**What the task asks**
Repeat the entries below exactly as they appear, with no pictures.

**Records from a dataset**
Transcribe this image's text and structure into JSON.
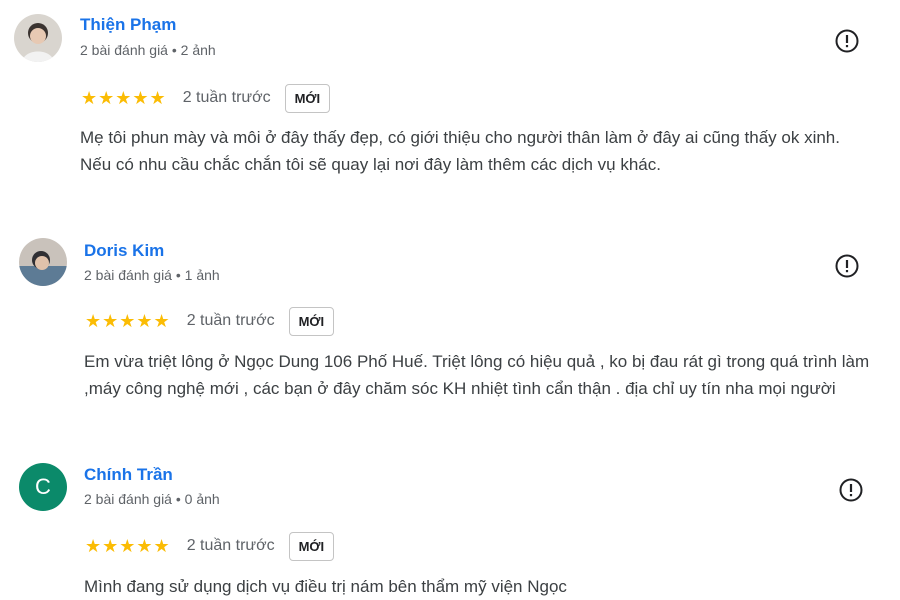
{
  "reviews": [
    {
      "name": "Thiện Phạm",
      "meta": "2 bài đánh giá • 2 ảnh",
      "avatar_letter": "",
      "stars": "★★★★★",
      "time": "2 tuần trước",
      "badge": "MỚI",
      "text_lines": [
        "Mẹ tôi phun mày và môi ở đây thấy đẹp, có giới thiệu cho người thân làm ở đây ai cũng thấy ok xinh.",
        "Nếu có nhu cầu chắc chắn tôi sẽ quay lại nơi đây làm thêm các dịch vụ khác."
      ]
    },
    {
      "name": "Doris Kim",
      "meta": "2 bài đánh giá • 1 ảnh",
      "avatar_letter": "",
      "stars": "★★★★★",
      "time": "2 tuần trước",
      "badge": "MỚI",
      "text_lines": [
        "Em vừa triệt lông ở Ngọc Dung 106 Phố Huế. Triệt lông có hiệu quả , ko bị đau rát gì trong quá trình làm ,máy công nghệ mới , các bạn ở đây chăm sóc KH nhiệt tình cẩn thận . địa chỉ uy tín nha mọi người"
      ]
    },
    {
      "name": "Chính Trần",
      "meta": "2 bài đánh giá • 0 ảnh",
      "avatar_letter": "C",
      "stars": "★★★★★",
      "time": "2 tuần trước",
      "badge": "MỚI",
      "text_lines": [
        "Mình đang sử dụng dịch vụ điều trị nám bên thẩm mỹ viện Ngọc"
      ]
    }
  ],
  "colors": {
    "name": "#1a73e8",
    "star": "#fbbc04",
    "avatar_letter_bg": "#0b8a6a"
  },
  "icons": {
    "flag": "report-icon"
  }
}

**Your solution**
Transcribe this image's text and structure into JSON.
{
  "reviews": [
    {
      "name": "Thiện Phạm",
      "meta": "2 bài đánh giá • 2 ảnh",
      "avatar_letter": "",
      "stars": "★★★★★",
      "time": "2 tuần trước",
      "badge": "MỚI",
      "text_lines": [
        "Mẹ tôi phun mày và môi ở đây thấy đẹp, có giới thiệu cho người thân làm ở đây ai cũng thấy ok xinh.",
        "Nếu có nhu cầu chắc chắn tôi sẽ quay lại nơi đây làm thêm các dịch vụ khác."
      ]
    },
    {
      "name": "Doris Kim",
      "meta": "2 bài đánh giá • 1 ảnh",
      "avatar_letter": "",
      "stars": "★★★★★",
      "time": "2 tuần trước",
      "badge": "MỚI",
      "text_lines": [
        "Em vừa triệt lông ở Ngọc Dung 106 Phố Huế. Triệt lông có hiệu quả , ko bị đau rát gì trong quá trình làm ,máy công nghệ mới , các bạn ở đây chăm sóc KH nhiệt tình cẩn thận . địa chỉ uy tín nha mọi người"
      ]
    },
    {
      "name": "Chính Trần",
      "meta": "2 bài đánh giá • 0 ảnh",
      "avatar_letter": "C",
      "stars": "★★★★★",
      "time": "2 tuần trước",
      "badge": "MỚI",
      "text_lines": [
        "Mình đang sử dụng dịch vụ điều trị nám bên thẩm mỹ viện Ngọc"
      ]
    }
  ],
  "colors": {
    "name": "#1a73e8",
    "star": "#fbbc04",
    "avatar_letter_bg": "#0b8a6a"
  },
  "icons": {
    "flag": "report-icon"
  }
}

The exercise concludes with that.